For his part, Saudi Labour Ministry spokesman, Hetab al-Anzi, revealed that he receives more than 30 telephone calls a day from different journalists. He added that he sometimes receives calls from 7 different journalists working at the same newspaper, each asking him about a separate issue or story.
Al-Anzi told Asharq Al-Awsat “the problem that many journalists have is their belief that the official spokesperson has no other tasks other than answering their inquiries, in addition to this they want these inquiries answered immediately.”
He added that sometimes when official spokespersons give direct statements to the press, they are surprised when this information is not published accurately.

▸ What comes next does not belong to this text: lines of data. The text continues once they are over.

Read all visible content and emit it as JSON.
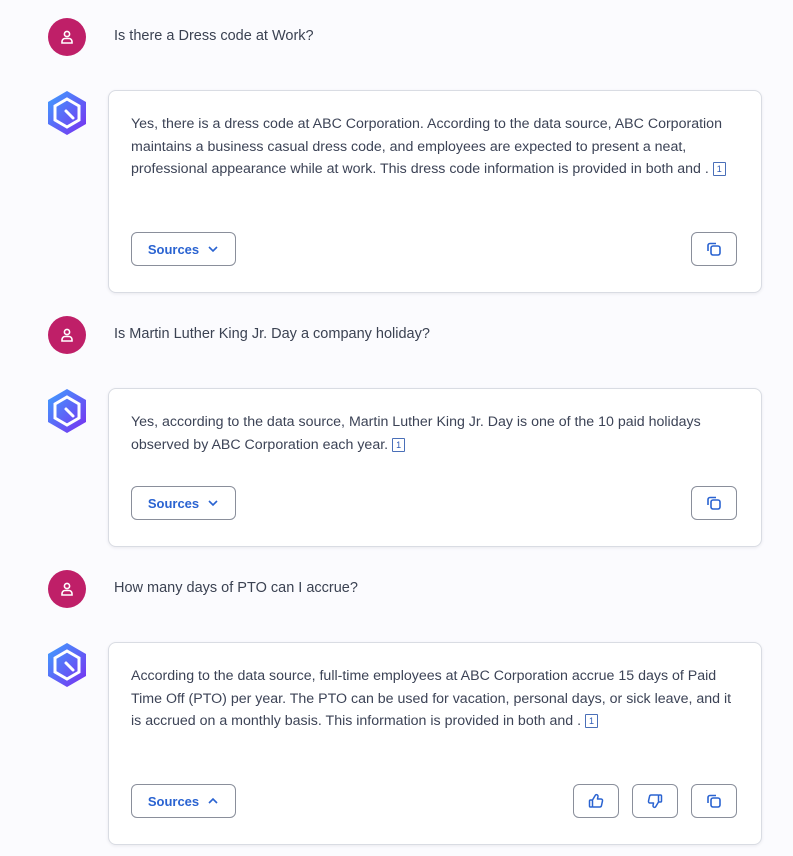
{
  "conversation": [
    {
      "question": "Is there a Dress code at Work?",
      "answer": "Yes, there is a dress code at ABC Corporation. According to the data source, ABC Corporation maintains a business casual dress code, and employees are expected to present a neat, professional appearance while at work. This dress code information is provided in both and .",
      "citation": "1",
      "sources_label": "Sources",
      "sources_state": "collapsed",
      "sources_icon": "chevron-down-icon",
      "actions": [
        "copy-icon"
      ]
    },
    {
      "question": "Is Martin Luther King Jr. Day a company holiday?",
      "answer": "Yes, according to the data source, Martin Luther King Jr. Day is one of the 10 paid holidays observed by ABC Corporation each year.",
      "citation": "1",
      "sources_label": "Sources",
      "sources_state": "collapsed",
      "sources_icon": "chevron-down-icon",
      "actions": [
        "copy-icon"
      ]
    },
    {
      "question": "How many days of PTO can I accrue?",
      "answer": "According to the data source, full-time employees at ABC Corporation accrue 15 days of Paid Time Off (PTO) per year. The PTO can be used for vacation, personal days, or sick leave, and it is accrued on a monthly basis. This information is provided in both and .",
      "citation": "1",
      "sources_label": "Sources",
      "sources_state": "expanded",
      "sources_icon": "chevron-up-icon",
      "actions": [
        "thumbs-up-icon",
        "thumbs-down-icon",
        "copy-icon"
      ]
    }
  ],
  "colors": {
    "user_avatar": "#bf1f68",
    "accent": "#2a63d1",
    "bot_gradient_start": "#3ea1ff",
    "bot_gradient_end": "#7a2df0"
  }
}
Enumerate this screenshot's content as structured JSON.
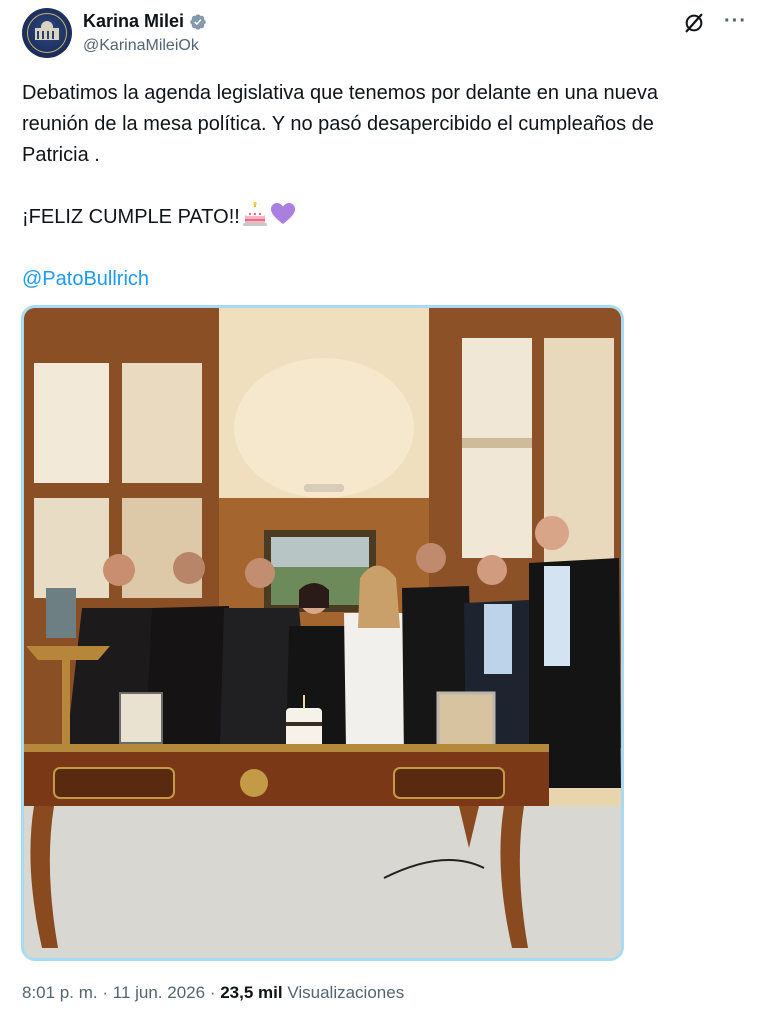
{
  "author": {
    "display_name": "Karina Milei",
    "handle": "@KarinaMileiOk",
    "verified": true,
    "avatar_icon": "government-seal-icon"
  },
  "actions": {
    "grok_icon": "grok-icon",
    "more_icon": "more-options-icon",
    "more_label": "···"
  },
  "tweet": {
    "line1": "Debatimos la agenda legislativa que tenemos por delante en una nueva",
    "line2": "reunión de la mesa política. Y no pasó desapercibido el cumpleaños de",
    "line3": "Patricia .",
    "celebration": "¡FELIZ CUMPLE PATO!!",
    "emojis": [
      "birthday-cake-icon",
      "purple-heart-icon"
    ],
    "mention": "@PatoBullrich"
  },
  "media": {
    "type": "photo",
    "subject": "group-photo-birthday-cake"
  },
  "meta": {
    "time": "8:01 p. m.",
    "separator": "·",
    "date": "11 jun. 2026",
    "views_count": "23,5 mil",
    "views_label": "Visualizaciones"
  },
  "colors": {
    "link": "#1d9bf0",
    "verified": "#829aab",
    "secondary_text": "#536471",
    "media_border": "#a8dbf3"
  }
}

He said that this was due to a lack of diligence on the part of journalists, or mix-ups in the editing process before the article’s publication.
The Saudi Ministry of labour spokesman stressed “I do not distrust serious journalists or the press and its objectives, for there must be real complete cooperation between the two parties [spokespersons and the media].”
Al-Anzi also clarified that official spokespersons are not aware of everything, especially since some ministries have many specializations and departments, which requires the spokesperson to refer to the competent authority in order to provide accurate, clear and correct information.
He added “every apparatus has its policies and approach to work with regards to official spokespersons, as for our ministry, it is in direct contact with all segments of society.”
Al-Anzi also stressed the necessity of spokespersons distinguishing themselves with regards to their experience, intellect, and knowledge of the operations of their ministry, not to mention the importance of journalists accurately transferring the information and statements provided to them by official spokespersons.